If this report is accurate, then al Qaeda has continued to support HTS’s operations.

In May, the US State Department amended its terrorist designation for Al Nusrah Front to include HTS as an “alias” for the group. State continued to describe Al Nusrah “as an al Qaeda affiliate” and warned that no one should be fooled by its “attempt to rebrand itself.” The UN followed suit in June, amending its own terrorist designation for Jawlani’s project and also describing HTS as an al Qaeda “affiliate.”

In its new report, the UN continues to refer to both Al Nusrah and HTS, pointing to its amended terror designation and saying Al Nusrah “is assessed to remain the controlling force within” the HTS umbrella. Jawlani is described as the leader of Al Nusrah and HTS. “Some Member States in the region view” Al Nusrah as a “menace as comparable to that of” the Islamic State, with both posing a threat to the international community, the UN warns.

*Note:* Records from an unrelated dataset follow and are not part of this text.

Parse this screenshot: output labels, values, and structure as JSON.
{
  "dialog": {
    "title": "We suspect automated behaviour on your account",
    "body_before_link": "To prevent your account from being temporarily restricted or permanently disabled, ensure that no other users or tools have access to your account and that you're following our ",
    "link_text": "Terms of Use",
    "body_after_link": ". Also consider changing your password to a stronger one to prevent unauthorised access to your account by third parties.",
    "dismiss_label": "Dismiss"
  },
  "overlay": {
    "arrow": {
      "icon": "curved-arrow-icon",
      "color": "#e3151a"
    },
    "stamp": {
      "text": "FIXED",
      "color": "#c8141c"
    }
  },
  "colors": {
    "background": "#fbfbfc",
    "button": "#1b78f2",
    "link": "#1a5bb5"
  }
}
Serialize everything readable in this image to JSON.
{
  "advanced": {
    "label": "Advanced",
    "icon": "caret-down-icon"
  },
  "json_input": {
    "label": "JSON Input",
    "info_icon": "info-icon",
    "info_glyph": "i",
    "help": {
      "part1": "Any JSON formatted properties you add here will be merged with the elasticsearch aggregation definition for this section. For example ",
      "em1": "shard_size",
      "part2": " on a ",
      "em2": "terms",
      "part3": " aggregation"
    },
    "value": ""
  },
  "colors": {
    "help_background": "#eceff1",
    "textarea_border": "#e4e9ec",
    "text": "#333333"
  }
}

Even so, the disputes over HTS’s establishment have been real.

The UN writes that Zawahiri has “signaled” his “dissatisfaction with some aspects of al-Jawlani’s leadership, especially his prioritizing of governance and the holding of territory over commitment to international terrorism.”

In fact, Zawahiri has repeatedly made his objections known, advising the jihadists in Syria to avoid any “nationalist” agendas, warning them that they can’t deceive America, and making it clear that he has not authorized anyone in Syria to abrogate their oaths of allegiance to him. These arguments were certainly aimed at Jawlani’s HTS.

Still, Zawahiri hasn’t disowned Jawlani — at least not publicly. And despite the al Qaeda-endorsed defections, the UN’s Member States think HTS “will hold together” with al Qaeda’s “core” and “other opposition groups” continuing to operate “in the area” as well.

Bashar al-Assad’s regime and his allies may launch an offensive in Idlib in the near future. If so, the UN’s member states think the jihadists, Islamists and other rebels will be ready for a fight. “All groups are expected to make a stand and fight any Syrian and international forces that attempt to dislodge them,” the UN writes.

It is for this reason that Zawahiri and other al Qaeda actors have continually preached “unity” within the rebellion. A fractured insurgency has little chance of withstanding a large-scale operation by Bashar al-Assad’s loyalists, along with their Russian and Iranian allies.

Note: The spellings of some words and names, including al Qaeda, were changed to make them consistent throughout.

Thomas Joscelyn :Thomas Joscelyn is a Senior Fellow at the Foundation for Defense of Democracies and the Senior Editor for FDD's Long War Journal.